==== Exercise inputs

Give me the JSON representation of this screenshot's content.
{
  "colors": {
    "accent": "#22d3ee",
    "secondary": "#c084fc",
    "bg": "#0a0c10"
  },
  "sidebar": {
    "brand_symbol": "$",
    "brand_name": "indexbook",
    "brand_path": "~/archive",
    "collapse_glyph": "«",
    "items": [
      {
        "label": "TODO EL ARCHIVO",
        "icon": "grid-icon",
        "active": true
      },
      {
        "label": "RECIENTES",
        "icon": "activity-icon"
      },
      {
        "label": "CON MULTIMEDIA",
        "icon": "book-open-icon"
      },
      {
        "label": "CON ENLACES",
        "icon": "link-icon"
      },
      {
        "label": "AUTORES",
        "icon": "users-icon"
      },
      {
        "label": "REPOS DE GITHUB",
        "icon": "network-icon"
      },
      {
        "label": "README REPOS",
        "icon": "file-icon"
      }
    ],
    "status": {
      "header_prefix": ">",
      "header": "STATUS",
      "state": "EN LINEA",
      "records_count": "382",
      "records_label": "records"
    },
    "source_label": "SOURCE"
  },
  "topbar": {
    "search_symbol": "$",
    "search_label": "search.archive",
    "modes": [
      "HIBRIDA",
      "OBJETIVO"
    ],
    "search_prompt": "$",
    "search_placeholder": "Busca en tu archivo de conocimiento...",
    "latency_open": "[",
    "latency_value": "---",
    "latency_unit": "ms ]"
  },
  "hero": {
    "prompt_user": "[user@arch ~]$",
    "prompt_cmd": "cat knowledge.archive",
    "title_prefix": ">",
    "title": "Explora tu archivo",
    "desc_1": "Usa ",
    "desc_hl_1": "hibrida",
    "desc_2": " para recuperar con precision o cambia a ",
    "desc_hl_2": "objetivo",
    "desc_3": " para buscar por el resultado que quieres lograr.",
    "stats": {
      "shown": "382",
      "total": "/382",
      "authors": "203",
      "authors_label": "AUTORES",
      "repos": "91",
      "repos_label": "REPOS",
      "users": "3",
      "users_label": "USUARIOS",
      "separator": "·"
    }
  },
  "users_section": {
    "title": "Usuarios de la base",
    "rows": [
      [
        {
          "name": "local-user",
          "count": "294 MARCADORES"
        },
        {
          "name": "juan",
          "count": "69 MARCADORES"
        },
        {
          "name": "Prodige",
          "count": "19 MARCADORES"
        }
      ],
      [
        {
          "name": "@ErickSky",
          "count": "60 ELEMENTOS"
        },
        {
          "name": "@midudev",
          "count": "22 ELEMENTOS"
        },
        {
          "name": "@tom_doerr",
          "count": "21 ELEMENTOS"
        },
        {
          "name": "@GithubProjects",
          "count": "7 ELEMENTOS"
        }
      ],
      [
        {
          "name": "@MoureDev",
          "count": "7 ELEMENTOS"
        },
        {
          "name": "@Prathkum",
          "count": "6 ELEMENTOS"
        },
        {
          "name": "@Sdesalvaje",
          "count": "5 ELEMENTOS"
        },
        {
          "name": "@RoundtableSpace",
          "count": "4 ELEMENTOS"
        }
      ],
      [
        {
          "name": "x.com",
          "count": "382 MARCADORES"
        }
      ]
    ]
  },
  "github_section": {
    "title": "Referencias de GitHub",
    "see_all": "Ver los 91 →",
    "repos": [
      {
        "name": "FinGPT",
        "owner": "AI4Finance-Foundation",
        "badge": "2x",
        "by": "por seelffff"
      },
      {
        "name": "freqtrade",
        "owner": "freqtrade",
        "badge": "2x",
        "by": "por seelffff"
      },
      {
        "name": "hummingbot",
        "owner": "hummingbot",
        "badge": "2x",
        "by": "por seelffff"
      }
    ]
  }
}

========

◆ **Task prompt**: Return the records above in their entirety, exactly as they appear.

◆ **Answer area**:
Give me the JSON representation of this screenshot's content.
{
  "colors": {
    "accent": "#22d3ee",
    "secondary": "#c084fc",
    "bg": "#0a0c10"
  },
  "sidebar": {
    "brand_symbol": "$",
    "brand_name": "indexbook",
    "brand_path": "~/archive",
    "collapse_glyph": "«",
    "items": [
      {
        "label": "TODO EL ARCHIVO",
        "icon": "grid-icon",
        "active": true
      },
      {
        "label": "RECIENTES",
        "icon": "activity-icon"
      },
      {
        "label": "CON MULTIMEDIA",
        "icon": "book-open-icon"
      },
      {
        "label": "CON ENLACES",
        "icon": "link-icon"
      },
      {
        "label": "AUTORES",
        "icon": "users-icon"
      },
      {
        "label": "REPOS DE GITHUB",
        "icon": "network-icon"
      },
      {
        "label": "README REPOS",
        "icon": "file-icon"
      }
    ],
    "status": {
      "header_prefix": ">",
      "header": "STATUS",
      "state": "EN LINEA",
      "records_count": "382",
      "records_label": "records"
    },
    "source_label": "SOURCE"
  },
  "topbar": {
    "search_symbol": "$",
    "search_label": "search.archive",
    "modes": [
      "HIBRIDA",
      "OBJETIVO"
    ],
    "search_prompt": "$",
    "search_placeholder": "Busca en tu archivo de conocimiento...",
    "latency_open": "[",
    "latency_value": "---",
    "latency_unit": "ms ]"
  },
  "hero": {
    "prompt_user": "[user@arch ~]$",
    "prompt_cmd": "cat knowledge.archive",
    "title_prefix": ">",
    "title": "Explora tu archivo",
    "desc_1": "Usa ",
    "desc_hl_1": "hibrida",
    "desc_2": " para recuperar con precision o cambia a ",
    "desc_hl_2": "objetivo",
    "desc_3": " para buscar por el resultado que quieres lograr.",
    "stats": {
      "shown": "382",
      "total": "/382",
      "authors": "203",
      "authors_label": "AUTORES",
      "repos": "91",
      "repos_label": "REPOS",
      "users": "3",
      "users_label": "USUARIOS",
      "separator": "·"
    }
  },
  "users_section": {
    "title": "Usuarios de la base",
    "rows": [
      [
        {
          "name": "local-user",
          "count": "294 MARCADORES"
        },
        {
          "name": "juan",
          "count": "69 MARCADORES"
        },
        {
          "name": "Prodige",
          "count": "19 MARCADORES"
        }
      ],
      [
        {
          "name": "@ErickSky",
          "count": "60 ELEMENTOS"
        },
        {
          "name": "@midudev",
          "count": "22 ELEMENTOS"
        },
        {
          "name": "@tom_doerr",
          "count": "21 ELEMENTOS"
        },
        {
          "name": "@GithubProjects",
          "count": "7 ELEMENTOS"
        }
      ],
      [
        {
          "name": "@MoureDev",
          "count": "7 ELEMENTOS"
        },
        {
          "name": "@Prathkum",
          "count": "6 ELEMENTOS"
        },
        {
          "name": "@Sdesalvaje",
          "count": "5 ELEMENTOS"
        },
        {
          "name": "@RoundtableSpace",
          "count": "4 ELEMENTOS"
        }
      ],
      [
        {
          "name": "x.com",
          "count": "382 MARCADORES"
        }
      ]
    ]
  },
  "github_section": {
    "title": "Referencias de GitHub",
    "see_all": "Ver los 91 →",
    "repos": [
      {
        "name": "FinGPT",
        "owner": "AI4Finance-Foundation",
        "badge": "2x",
        "by": "por seelffff"
      },
      {
        "name": "freqtrade",
        "owner": "freqtrade",
        "badge": "2x",
        "by": "por seelffff"
      },
      {
        "name": "hummingbot",
        "owner": "hummingbot",
        "badge": "2x",
        "by": "por seelffff"
      }
    ]
  }
}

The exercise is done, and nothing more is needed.